[[ Data under study open ]]
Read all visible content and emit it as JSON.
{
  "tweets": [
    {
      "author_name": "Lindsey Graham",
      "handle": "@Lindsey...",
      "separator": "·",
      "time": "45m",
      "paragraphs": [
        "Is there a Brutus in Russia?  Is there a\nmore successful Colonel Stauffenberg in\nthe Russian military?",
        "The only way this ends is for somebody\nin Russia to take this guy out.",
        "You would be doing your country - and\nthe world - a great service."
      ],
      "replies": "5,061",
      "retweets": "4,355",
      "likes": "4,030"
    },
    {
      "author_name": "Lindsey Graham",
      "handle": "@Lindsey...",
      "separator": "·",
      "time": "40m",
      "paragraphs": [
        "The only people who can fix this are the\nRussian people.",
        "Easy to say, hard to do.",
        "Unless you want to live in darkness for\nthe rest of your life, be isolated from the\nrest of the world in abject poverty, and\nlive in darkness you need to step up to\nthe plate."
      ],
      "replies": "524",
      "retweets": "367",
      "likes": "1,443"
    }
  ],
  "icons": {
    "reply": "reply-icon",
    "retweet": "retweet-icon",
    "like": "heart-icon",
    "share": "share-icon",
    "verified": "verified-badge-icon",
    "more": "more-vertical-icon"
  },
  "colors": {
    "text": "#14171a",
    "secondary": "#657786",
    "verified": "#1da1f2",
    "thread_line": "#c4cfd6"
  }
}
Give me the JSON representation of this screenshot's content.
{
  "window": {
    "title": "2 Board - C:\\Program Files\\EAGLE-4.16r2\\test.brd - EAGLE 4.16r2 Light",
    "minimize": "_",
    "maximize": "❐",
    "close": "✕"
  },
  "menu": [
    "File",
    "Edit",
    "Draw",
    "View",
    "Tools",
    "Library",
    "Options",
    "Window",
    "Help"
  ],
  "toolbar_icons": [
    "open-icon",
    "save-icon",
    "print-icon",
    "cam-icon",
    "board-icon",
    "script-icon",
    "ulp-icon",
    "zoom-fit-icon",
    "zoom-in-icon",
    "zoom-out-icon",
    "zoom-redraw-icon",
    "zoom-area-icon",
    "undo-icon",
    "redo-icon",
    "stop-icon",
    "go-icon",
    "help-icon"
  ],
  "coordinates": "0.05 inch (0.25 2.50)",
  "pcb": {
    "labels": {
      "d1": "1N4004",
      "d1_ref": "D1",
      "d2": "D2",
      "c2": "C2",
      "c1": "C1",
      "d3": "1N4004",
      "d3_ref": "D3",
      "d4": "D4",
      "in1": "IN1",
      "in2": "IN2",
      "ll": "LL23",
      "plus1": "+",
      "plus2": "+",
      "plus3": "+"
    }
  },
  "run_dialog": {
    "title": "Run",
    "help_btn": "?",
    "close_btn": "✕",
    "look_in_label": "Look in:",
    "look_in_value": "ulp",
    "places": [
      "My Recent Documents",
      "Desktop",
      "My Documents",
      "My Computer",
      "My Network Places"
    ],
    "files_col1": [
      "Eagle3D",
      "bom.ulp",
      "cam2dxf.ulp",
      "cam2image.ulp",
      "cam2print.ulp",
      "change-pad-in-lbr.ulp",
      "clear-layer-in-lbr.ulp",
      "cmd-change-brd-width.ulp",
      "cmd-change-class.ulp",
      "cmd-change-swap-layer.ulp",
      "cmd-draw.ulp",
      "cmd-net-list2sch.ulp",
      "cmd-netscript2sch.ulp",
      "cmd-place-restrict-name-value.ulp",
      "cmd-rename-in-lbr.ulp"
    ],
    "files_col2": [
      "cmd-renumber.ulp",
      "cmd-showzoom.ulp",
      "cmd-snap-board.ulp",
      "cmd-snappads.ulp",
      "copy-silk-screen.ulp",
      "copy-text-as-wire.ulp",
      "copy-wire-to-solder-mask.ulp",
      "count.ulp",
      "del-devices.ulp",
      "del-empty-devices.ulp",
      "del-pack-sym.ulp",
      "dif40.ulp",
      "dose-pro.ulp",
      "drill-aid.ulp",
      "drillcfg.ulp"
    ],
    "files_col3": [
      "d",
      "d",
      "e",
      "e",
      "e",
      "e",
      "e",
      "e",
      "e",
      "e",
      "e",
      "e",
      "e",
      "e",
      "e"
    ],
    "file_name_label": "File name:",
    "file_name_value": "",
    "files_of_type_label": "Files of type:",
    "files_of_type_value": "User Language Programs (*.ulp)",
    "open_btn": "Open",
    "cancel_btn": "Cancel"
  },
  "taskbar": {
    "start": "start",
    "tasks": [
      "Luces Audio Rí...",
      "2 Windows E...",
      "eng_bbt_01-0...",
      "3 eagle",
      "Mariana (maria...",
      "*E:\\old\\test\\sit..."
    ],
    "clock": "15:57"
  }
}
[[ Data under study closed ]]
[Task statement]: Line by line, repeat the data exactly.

[Answer box]:
Read all visible content and emit it as JSON.
{
  "tweets": [
    {
      "author_name": "Lindsey Graham",
      "handle": "@Lindsey...",
      "separator": "·",
      "time": "45m",
      "paragraphs": [
        "Is there a Brutus in Russia?  Is there a\nmore successful Colonel Stauffenberg in\nthe Russian military?",
        "The only way this ends is for somebody\nin Russia to take this guy out.",
        "You would be doing your country - and\nthe world - a great service."
      ],
      "replies": "5,061",
      "retweets": "4,355",
      "likes": "4,030"
    },
    {
      "author_name": "Lindsey Graham",
      "handle": "@Lindsey...",
      "separator": "·",
      "time": "40m",
      "paragraphs": [
        "The only people who can fix this are the\nRussian people.",
        "Easy to say, hard to do.",
        "Unless you want to live in darkness for\nthe rest of your life, be isolated from the\nrest of the world in abject poverty, and\nlive in darkness you need to step up to\nthe plate."
      ],
      "replies": "524",
      "retweets": "367",
      "likes": "1,443"
    }
  ],
  "icons": {
    "reply": "reply-icon",
    "retweet": "retweet-icon",
    "like": "heart-icon",
    "share": "share-icon",
    "verified": "verified-badge-icon",
    "more": "more-vertical-icon"
  },
  "colors": {
    "text": "#14171a",
    "secondary": "#657786",
    "verified": "#1da1f2",
    "thread_line": "#c4cfd6"
  }
}
Give me the JSON representation of this screenshot's content.
{
  "window": {
    "title": "2 Board - C:\\Program Files\\EAGLE-4.16r2\\test.brd - EAGLE 4.16r2 Light",
    "minimize": "_",
    "maximize": "❐",
    "close": "✕"
  },
  "menu": [
    "File",
    "Edit",
    "Draw",
    "View",
    "Tools",
    "Library",
    "Options",
    "Window",
    "Help"
  ],
  "toolbar_icons": [
    "open-icon",
    "save-icon",
    "print-icon",
    "cam-icon",
    "board-icon",
    "script-icon",
    "ulp-icon",
    "zoom-fit-icon",
    "zoom-in-icon",
    "zoom-out-icon",
    "zoom-redraw-icon",
    "zoom-area-icon",
    "undo-icon",
    "redo-icon",
    "stop-icon",
    "go-icon",
    "help-icon"
  ],
  "coordinates": "0.05 inch (0.25 2.50)",
  "pcb": {
    "labels": {
      "d1": "1N4004",
      "d1_ref": "D1",
      "d2": "D2",
      "c2": "C2",
      "c1": "C1",
      "d3": "1N4004",
      "d3_ref": "D3",
      "d4": "D4",
      "in1": "IN1",
      "in2": "IN2",
      "ll": "LL23",
      "plus1": "+",
      "plus2": "+",
      "plus3": "+"
    }
  },
  "run_dialog": {
    "title": "Run",
    "help_btn": "?",
    "close_btn": "✕",
    "look_in_label": "Look in:",
    "look_in_value": "ulp",
    "places": [
      "My Recent Documents",
      "Desktop",
      "My Documents",
      "My Computer",
      "My Network Places"
    ],
    "files_col1": [
      "Eagle3D",
      "bom.ulp",
      "cam2dxf.ulp",
      "cam2image.ulp",
      "cam2print.ulp",
      "change-pad-in-lbr.ulp",
      "clear-layer-in-lbr.ulp",
      "cmd-change-brd-width.ulp",
      "cmd-change-class.ulp",
      "cmd-change-swap-layer.ulp",
      "cmd-draw.ulp",
      "cmd-net-list2sch.ulp",
      "cmd-netscript2sch.ulp",
      "cmd-place-restrict-name-value.ulp",
      "cmd-rename-in-lbr.ulp"
    ],
    "files_col2": [
      "cmd-renumber.ulp",
      "cmd-showzoom.ulp",
      "cmd-snap-board.ulp",
      "cmd-snappads.ulp",
      "copy-silk-screen.ulp",
      "copy-text-as-wire.ulp",
      "copy-wire-to-solder-mask.ulp",
      "count.ulp",
      "del-devices.ulp",
      "del-empty-devices.ulp",
      "del-pack-sym.ulp",
      "dif40.ulp",
      "dose-pro.ulp",
      "drill-aid.ulp",
      "drillcfg.ulp"
    ],
    "files_col3": [
      "d",
      "d",
      "e",
      "e",
      "e",
      "e",
      "e",
      "e",
      "e",
      "e",
      "e",
      "e",
      "e",
      "e",
      "e"
    ],
    "file_name_label": "File name:",
    "file_name_value": "",
    "files_of_type_label": "Files of type:",
    "files_of_type_value": "User Language Programs (*.ulp)",
    "open_btn": "Open",
    "cancel_btn": "Cancel"
  },
  "taskbar": {
    "start": "start",
    "tasks": [
      "Luces Audio Rí...",
      "2 Windows E...",
      "eng_bbt_01-0...",
      "3 eagle",
      "Mariana (maria...",
      "*E:\\old\\test\\sit..."
    ],
    "clock": "15:57"
  }
}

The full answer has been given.